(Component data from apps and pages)
= = =

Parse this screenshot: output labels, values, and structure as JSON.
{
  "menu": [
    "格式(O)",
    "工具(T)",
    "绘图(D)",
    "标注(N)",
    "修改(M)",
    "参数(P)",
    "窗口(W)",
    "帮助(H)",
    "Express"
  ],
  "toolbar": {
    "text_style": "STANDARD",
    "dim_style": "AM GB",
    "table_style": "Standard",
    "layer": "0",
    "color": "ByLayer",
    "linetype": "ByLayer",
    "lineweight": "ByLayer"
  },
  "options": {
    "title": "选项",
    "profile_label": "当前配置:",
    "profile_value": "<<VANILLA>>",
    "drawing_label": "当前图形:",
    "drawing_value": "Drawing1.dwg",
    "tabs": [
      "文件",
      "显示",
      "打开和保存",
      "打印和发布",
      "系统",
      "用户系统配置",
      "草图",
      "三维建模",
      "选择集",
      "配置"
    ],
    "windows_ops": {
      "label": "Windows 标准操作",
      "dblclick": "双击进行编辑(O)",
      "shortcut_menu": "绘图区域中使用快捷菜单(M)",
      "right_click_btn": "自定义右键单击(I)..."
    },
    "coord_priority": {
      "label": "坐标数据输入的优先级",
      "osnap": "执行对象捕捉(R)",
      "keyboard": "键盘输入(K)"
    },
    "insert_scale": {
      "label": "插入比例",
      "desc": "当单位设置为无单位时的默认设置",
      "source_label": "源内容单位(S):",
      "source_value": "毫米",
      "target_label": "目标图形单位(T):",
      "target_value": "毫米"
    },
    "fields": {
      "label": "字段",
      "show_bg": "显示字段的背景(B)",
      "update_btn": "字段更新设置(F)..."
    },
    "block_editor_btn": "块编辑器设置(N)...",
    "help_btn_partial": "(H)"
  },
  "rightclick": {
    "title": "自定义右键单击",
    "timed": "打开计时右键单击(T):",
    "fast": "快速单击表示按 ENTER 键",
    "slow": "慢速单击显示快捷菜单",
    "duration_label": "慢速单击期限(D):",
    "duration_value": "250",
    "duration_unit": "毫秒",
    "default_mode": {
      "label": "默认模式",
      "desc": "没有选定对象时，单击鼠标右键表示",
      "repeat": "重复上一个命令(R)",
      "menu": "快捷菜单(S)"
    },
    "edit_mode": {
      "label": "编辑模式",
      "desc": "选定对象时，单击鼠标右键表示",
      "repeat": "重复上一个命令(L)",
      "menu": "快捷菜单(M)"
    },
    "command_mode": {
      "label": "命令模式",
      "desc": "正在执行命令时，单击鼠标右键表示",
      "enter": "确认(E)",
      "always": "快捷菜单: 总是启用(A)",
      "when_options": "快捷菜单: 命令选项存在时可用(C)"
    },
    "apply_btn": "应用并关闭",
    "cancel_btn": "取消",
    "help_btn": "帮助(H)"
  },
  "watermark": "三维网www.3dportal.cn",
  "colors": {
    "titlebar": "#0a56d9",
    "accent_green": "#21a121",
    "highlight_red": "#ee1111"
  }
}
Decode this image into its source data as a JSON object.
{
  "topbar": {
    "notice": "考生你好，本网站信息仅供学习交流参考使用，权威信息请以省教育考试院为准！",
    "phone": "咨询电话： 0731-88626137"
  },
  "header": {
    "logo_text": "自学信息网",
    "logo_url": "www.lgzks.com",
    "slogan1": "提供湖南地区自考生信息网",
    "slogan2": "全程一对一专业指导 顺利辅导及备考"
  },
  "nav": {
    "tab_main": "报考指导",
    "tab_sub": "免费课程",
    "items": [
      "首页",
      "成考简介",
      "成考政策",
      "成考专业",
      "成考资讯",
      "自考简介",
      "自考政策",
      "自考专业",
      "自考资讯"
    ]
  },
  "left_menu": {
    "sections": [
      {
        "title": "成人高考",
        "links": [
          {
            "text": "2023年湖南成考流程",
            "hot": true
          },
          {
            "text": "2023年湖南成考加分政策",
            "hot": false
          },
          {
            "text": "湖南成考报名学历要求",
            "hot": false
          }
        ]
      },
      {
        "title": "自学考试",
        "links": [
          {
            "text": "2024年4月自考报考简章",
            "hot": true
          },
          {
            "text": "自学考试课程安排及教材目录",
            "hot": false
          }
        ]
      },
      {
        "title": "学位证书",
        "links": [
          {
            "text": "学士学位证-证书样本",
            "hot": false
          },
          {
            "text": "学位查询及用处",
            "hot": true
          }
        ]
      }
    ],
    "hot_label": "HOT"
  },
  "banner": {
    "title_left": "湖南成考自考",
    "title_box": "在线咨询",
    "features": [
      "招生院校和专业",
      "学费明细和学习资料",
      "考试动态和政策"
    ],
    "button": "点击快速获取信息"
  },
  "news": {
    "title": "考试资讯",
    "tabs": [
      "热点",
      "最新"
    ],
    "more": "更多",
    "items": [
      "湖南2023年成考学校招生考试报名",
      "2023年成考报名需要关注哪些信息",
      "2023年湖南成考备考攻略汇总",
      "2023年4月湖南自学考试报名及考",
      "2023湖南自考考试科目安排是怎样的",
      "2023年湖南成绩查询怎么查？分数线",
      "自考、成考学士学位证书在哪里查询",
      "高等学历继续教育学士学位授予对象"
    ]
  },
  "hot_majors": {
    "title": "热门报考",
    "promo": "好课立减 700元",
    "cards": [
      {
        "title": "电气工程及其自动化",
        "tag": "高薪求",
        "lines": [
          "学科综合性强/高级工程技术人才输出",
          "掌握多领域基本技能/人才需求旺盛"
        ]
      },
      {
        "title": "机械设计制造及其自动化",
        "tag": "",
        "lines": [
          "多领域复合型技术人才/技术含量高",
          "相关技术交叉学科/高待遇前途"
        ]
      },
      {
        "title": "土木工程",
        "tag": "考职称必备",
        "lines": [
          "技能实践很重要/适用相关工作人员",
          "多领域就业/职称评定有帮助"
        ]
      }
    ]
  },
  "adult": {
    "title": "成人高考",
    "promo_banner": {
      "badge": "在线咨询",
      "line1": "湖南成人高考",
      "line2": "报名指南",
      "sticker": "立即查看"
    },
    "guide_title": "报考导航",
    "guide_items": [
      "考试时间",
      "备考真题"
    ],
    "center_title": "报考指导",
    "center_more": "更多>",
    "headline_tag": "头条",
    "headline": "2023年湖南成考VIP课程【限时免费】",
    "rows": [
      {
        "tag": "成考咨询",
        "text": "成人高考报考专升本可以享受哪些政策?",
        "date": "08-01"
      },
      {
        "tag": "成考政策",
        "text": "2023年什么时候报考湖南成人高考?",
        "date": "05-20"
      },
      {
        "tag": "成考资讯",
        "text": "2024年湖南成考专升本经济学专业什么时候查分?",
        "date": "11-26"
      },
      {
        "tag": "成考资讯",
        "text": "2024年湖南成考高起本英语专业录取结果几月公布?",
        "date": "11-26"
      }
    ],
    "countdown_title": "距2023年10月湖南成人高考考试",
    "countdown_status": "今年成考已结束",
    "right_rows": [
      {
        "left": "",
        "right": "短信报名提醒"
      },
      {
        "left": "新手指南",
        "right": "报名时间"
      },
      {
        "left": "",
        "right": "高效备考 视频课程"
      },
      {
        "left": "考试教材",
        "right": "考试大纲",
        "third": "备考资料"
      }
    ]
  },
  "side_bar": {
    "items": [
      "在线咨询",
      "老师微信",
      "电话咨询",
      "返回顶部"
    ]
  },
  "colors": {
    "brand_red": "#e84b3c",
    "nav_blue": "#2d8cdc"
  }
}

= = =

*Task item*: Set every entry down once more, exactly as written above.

*Answer box*:
Parse this screenshot: output labels, values, and structure as JSON.
{
  "menu": [
    "格式(O)",
    "工具(T)",
    "绘图(D)",
    "标注(N)",
    "修改(M)",
    "参数(P)",
    "窗口(W)",
    "帮助(H)",
    "Express"
  ],
  "toolbar": {
    "text_style": "STANDARD",
    "dim_style": "AM GB",
    "table_style": "Standard",
    "layer": "0",
    "color": "ByLayer",
    "linetype": "ByLayer",
    "lineweight": "ByLayer"
  },
  "options": {
    "title": "选项",
    "profile_label": "当前配置:",
    "profile_value": "<<VANILLA>>",
    "drawing_label": "当前图形:",
    "drawing_value": "Drawing1.dwg",
    "tabs": [
      "文件",
      "显示",
      "打开和保存",
      "打印和发布",
      "系统",
      "用户系统配置",
      "草图",
      "三维建模",
      "选择集",
      "配置"
    ],
    "windows_ops": {
      "label": "Windows 标准操作",
      "dblclick": "双击进行编辑(O)",
      "shortcut_menu": "绘图区域中使用快捷菜单(M)",
      "right_click_btn": "自定义右键单击(I)..."
    },
    "coord_priority": {
      "label": "坐标数据输入的优先级",
      "osnap": "执行对象捕捉(R)",
      "keyboard": "键盘输入(K)"
    },
    "insert_scale": {
      "label": "插入比例",
      "desc": "当单位设置为无单位时的默认设置",
      "source_label": "源内容单位(S):",
      "source_value": "毫米",
      "target_label": "目标图形单位(T):",
      "target_value": "毫米"
    },
    "fields": {
      "label": "字段",
      "show_bg": "显示字段的背景(B)",
      "update_btn": "字段更新设置(F)..."
    },
    "block_editor_btn": "块编辑器设置(N)...",
    "help_btn_partial": "(H)"
  },
  "rightclick": {
    "title": "自定义右键单击",
    "timed": "打开计时右键单击(T):",
    "fast": "快速单击表示按 ENTER 键",
    "slow": "慢速单击显示快捷菜单",
    "duration_label": "慢速单击期限(D):",
    "duration_value": "250",
    "duration_unit": "毫秒",
    "default_mode": {
      "label": "默认模式",
      "desc": "没有选定对象时，单击鼠标右键表示",
      "repeat": "重复上一个命令(R)",
      "menu": "快捷菜单(S)"
    },
    "edit_mode": {
      "label": "编辑模式",
      "desc": "选定对象时，单击鼠标右键表示",
      "repeat": "重复上一个命令(L)",
      "menu": "快捷菜单(M)"
    },
    "command_mode": {
      "label": "命令模式",
      "desc": "正在执行命令时，单击鼠标右键表示",
      "enter": "确认(E)",
      "always": "快捷菜单: 总是启用(A)",
      "when_options": "快捷菜单: 命令选项存在时可用(C)"
    },
    "apply_btn": "应用并关闭",
    "cancel_btn": "取消",
    "help_btn": "帮助(H)"
  },
  "watermark": "三维网www.3dportal.cn",
  "colors": {
    "titlebar": "#0a56d9",
    "accent_green": "#21a121",
    "highlight_red": "#ee1111"
  }
}
Decode this image into its source data as a JSON object.
{
  "topbar": {
    "notice": "考生你好，本网站信息仅供学习交流参考使用，权威信息请以省教育考试院为准！",
    "phone": "咨询电话： 0731-88626137"
  },
  "header": {
    "logo_text": "自学信息网",
    "logo_url": "www.lgzks.com",
    "slogan1": "提供湖南地区自考生信息网",
    "slogan2": "全程一对一专业指导 顺利辅导及备考"
  },
  "nav": {
    "tab_main": "报考指导",
    "tab_sub": "免费课程",
    "items": [
      "首页",
      "成考简介",
      "成考政策",
      "成考专业",
      "成考资讯",
      "自考简介",
      "自考政策",
      "自考专业",
      "自考资讯"
    ]
  },
  "left_menu": {
    "sections": [
      {
        "title": "成人高考",
        "links": [
          {
            "text": "2023年湖南成考流程",
            "hot": true
          },
          {
            "text": "2023年湖南成考加分政策",
            "hot": false
          },
          {
            "text": "湖南成考报名学历要求",
            "hot": false
          }
        ]
      },
      {
        "title": "自学考试",
        "links": [
          {
            "text": "2024年4月自考报考简章",
            "hot": true
          },
          {
            "text": "自学考试课程安排及教材目录",
            "hot": false
          }
        ]
      },
      {
        "title": "学位证书",
        "links": [
          {
            "text": "学士学位证-证书样本",
            "hot": false
          },
          {
            "text": "学位查询及用处",
            "hot": true
          }
        ]
      }
    ],
    "hot_label": "HOT"
  },
  "banner": {
    "title_left": "湖南成考自考",
    "title_box": "在线咨询",
    "features": [
      "招生院校和专业",
      "学费明细和学习资料",
      "考试动态和政策"
    ],
    "button": "点击快速获取信息"
  },
  "news": {
    "title": "考试资讯",
    "tabs": [
      "热点",
      "最新"
    ],
    "more": "更多",
    "items": [
      "湖南2023年成考学校招生考试报名",
      "2023年成考报名需要关注哪些信息",
      "2023年湖南成考备考攻略汇总",
      "2023年4月湖南自学考试报名及考",
      "2023湖南自考考试科目安排是怎样的",
      "2023年湖南成绩查询怎么查？分数线",
      "自考、成考学士学位证书在哪里查询",
      "高等学历继续教育学士学位授予对象"
    ]
  },
  "hot_majors": {
    "title": "热门报考",
    "promo": "好课立减 700元",
    "cards": [
      {
        "title": "电气工程及其自动化",
        "tag": "高薪求",
        "lines": [
          "学科综合性强/高级工程技术人才输出",
          "掌握多领域基本技能/人才需求旺盛"
        ]
      },
      {
        "title": "机械设计制造及其自动化",
        "tag": "",
        "lines": [
          "多领域复合型技术人才/技术含量高",
          "相关技术交叉学科/高待遇前途"
        ]
      },
      {
        "title": "土木工程",
        "tag": "考职称必备",
        "lines": [
          "技能实践很重要/适用相关工作人员",
          "多领域就业/职称评定有帮助"
        ]
      }
    ]
  },
  "adult": {
    "title": "成人高考",
    "promo_banner": {
      "badge": "在线咨询",
      "line1": "湖南成人高考",
      "line2": "报名指南",
      "sticker": "立即查看"
    },
    "guide_title": "报考导航",
    "guide_items": [
      "考试时间",
      "备考真题"
    ],
    "center_title": "报考指导",
    "center_more": "更多>",
    "headline_tag": "头条",
    "headline": "2023年湖南成考VIP课程【限时免费】",
    "rows": [
      {
        "tag": "成考咨询",
        "text": "成人高考报考专升本可以享受哪些政策?",
        "date": "08-01"
      },
      {
        "tag": "成考政策",
        "text": "2023年什么时候报考湖南成人高考?",
        "date": "05-20"
      },
      {
        "tag": "成考资讯",
        "text": "2024年湖南成考专升本经济学专业什么时候查分?",
        "date": "11-26"
      },
      {
        "tag": "成考资讯",
        "text": "2024年湖南成考高起本英语专业录取结果几月公布?",
        "date": "11-26"
      }
    ],
    "countdown_title": "距2023年10月湖南成人高考考试",
    "countdown_status": "今年成考已结束",
    "right_rows": [
      {
        "left": "",
        "right": "短信报名提醒"
      },
      {
        "left": "新手指南",
        "right": "报名时间"
      },
      {
        "left": "",
        "right": "高效备考 视频课程"
      },
      {
        "left": "考试教材",
        "right": "考试大纲",
        "third": "备考资料"
      }
    ]
  },
  "side_bar": {
    "items": [
      "在线咨询",
      "老师微信",
      "电话咨询",
      "返回顶部"
    ]
  },
  "colors": {
    "brand_red": "#e84b3c",
    "nav_blue": "#2d8cdc"
  }
}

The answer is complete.